Few people outside East Asia remember that the two Koreas were one country before 1945, with no history of ethnic, linguistic, or religious differences. Even now, as many as one-fifth of South Koreans have a family member or a distant relative in North Korea, and that puts South Korean journalists in a different position from other foreign journalists. I still have not have come to terms with the emotions—fear, sadness, and empathy at the same time—that I felt for the North Koreans while working there. I still wonder whether it was right for me to have denied the last remaining shred of hope for my grandmother, who passed away three years ago without ever again seeing her family who live less than 200 miles away.

As of now, the rest of the world does not know enough to predict where North Korea will head under new leader Kim Jong-un, although there are signs that he is interested in doing things his own way. He likes to attract global attention, or at least that’s one way to read the successful rocket launch in December (officially, it sent up a weather satellite, but arguably it was a test of long-range missile capability). The opening of the AP bureau in Pyongyang was a big policy shift. And in July, Kim began making public appearances with his wife, an attractive woman with short hair (his father and grandfather always hid their spouses from the limelight). Will such openness lead to more fundamental changes? We simply do not know. What we do know is that Kim Jong-un isn’t exactly Daily Show material the way his dad was. It does seem safe to say that for reporters heading to North Korea these days, at least, it no longer amounts to going down a rabbit hole.

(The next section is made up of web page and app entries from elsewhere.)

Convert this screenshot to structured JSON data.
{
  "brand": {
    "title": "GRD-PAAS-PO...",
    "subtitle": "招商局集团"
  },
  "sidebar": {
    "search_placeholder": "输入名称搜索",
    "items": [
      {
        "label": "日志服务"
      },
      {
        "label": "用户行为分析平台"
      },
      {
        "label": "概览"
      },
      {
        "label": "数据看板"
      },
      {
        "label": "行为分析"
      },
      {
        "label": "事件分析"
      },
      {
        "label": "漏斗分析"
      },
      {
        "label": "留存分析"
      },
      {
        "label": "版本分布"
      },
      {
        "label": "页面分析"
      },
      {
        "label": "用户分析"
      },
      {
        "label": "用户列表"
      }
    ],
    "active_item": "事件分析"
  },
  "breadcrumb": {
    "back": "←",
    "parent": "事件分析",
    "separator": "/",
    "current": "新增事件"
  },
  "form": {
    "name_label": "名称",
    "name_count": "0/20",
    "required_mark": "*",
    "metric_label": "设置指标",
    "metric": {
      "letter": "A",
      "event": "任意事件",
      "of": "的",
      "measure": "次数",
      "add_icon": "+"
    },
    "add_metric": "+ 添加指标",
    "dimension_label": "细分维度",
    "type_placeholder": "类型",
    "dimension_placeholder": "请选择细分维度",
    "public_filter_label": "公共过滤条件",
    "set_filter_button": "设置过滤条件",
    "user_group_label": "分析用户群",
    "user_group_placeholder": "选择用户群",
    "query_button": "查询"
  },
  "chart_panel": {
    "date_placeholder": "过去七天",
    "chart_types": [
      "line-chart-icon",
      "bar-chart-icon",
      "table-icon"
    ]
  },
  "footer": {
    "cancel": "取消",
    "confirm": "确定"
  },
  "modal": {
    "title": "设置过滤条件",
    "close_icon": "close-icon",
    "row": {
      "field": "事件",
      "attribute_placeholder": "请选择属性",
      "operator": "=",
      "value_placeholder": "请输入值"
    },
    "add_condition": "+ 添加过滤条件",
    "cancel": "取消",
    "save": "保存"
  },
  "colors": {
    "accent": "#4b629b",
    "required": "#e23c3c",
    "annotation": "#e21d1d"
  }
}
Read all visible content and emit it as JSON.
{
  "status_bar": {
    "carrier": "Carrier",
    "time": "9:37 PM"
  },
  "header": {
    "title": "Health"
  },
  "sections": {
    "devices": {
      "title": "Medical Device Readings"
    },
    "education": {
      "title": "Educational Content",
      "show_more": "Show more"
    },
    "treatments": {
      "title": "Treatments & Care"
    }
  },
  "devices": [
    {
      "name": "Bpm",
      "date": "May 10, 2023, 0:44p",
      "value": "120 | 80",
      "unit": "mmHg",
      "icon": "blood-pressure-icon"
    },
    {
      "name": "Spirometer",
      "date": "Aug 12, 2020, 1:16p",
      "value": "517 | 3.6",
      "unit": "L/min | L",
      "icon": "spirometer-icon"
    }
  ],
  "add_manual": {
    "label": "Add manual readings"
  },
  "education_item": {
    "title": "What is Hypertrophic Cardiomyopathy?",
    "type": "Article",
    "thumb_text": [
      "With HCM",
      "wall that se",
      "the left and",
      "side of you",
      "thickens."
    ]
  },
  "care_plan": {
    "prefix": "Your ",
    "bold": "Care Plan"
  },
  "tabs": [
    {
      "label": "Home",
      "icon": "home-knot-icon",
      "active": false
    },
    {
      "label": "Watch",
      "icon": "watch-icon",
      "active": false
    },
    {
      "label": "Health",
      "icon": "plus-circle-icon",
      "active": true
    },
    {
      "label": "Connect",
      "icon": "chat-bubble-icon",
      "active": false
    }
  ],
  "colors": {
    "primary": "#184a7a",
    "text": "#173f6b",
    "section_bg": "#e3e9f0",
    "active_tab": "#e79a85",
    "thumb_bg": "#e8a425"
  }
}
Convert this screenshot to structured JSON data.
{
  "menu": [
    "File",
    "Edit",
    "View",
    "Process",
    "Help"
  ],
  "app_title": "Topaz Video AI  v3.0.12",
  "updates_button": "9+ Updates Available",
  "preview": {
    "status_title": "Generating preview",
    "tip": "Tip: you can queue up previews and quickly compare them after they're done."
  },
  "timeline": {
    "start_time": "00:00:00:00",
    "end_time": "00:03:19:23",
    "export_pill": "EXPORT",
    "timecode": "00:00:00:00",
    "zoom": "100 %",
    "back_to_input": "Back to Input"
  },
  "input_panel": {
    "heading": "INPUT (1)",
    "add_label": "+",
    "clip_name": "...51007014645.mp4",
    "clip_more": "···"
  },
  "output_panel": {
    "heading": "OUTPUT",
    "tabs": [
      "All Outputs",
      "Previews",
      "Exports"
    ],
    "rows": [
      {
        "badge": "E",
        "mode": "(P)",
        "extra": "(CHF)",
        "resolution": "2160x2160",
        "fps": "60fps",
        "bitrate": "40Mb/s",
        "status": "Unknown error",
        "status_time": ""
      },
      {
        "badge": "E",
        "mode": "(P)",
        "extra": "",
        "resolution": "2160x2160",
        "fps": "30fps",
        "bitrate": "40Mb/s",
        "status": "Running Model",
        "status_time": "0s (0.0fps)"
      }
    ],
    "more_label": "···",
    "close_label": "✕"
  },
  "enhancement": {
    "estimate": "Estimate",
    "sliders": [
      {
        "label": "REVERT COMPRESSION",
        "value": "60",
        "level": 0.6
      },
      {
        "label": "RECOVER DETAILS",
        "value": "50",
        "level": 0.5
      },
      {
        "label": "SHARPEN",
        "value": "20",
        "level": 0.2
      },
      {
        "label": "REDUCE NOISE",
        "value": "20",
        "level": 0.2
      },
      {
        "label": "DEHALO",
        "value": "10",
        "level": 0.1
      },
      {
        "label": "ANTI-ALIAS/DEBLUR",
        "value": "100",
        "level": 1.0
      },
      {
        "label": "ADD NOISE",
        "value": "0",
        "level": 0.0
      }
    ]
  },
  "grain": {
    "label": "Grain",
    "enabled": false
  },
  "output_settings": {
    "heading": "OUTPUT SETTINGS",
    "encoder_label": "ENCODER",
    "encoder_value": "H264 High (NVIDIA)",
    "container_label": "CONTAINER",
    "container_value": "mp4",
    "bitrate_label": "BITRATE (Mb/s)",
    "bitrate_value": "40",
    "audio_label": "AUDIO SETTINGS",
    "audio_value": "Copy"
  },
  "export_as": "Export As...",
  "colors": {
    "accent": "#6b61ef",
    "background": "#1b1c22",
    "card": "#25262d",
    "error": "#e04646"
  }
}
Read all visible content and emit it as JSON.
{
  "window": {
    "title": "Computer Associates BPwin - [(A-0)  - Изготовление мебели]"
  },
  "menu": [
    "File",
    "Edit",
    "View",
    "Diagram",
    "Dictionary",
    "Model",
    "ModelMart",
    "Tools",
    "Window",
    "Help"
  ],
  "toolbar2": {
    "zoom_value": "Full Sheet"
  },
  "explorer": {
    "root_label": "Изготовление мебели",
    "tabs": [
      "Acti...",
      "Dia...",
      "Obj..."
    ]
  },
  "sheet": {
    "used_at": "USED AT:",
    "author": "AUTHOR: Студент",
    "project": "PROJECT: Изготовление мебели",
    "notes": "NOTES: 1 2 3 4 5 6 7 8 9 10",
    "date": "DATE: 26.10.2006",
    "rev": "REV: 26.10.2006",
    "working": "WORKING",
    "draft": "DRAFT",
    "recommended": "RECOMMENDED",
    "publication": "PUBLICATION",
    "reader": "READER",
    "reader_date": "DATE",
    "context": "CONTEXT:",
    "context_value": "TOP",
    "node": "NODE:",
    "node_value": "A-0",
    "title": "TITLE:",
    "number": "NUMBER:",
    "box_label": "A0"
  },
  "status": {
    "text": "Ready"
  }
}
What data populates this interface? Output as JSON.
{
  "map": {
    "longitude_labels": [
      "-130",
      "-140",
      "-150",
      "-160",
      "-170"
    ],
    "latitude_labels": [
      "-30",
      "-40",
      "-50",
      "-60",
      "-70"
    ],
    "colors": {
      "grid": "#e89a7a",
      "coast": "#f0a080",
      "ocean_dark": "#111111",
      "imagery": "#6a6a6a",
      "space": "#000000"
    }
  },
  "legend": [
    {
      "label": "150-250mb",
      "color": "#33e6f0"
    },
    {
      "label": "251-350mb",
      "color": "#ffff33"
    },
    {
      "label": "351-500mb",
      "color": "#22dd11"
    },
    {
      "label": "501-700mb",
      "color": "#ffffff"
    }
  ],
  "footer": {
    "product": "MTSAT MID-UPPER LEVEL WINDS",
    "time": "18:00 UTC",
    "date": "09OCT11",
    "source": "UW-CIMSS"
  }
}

Soomin Seo is a doctoral student at Columbia Journalism School. From 2000 to 2008, she was a staff reporter for the Hankyoreh and the Korea Times in South Korea.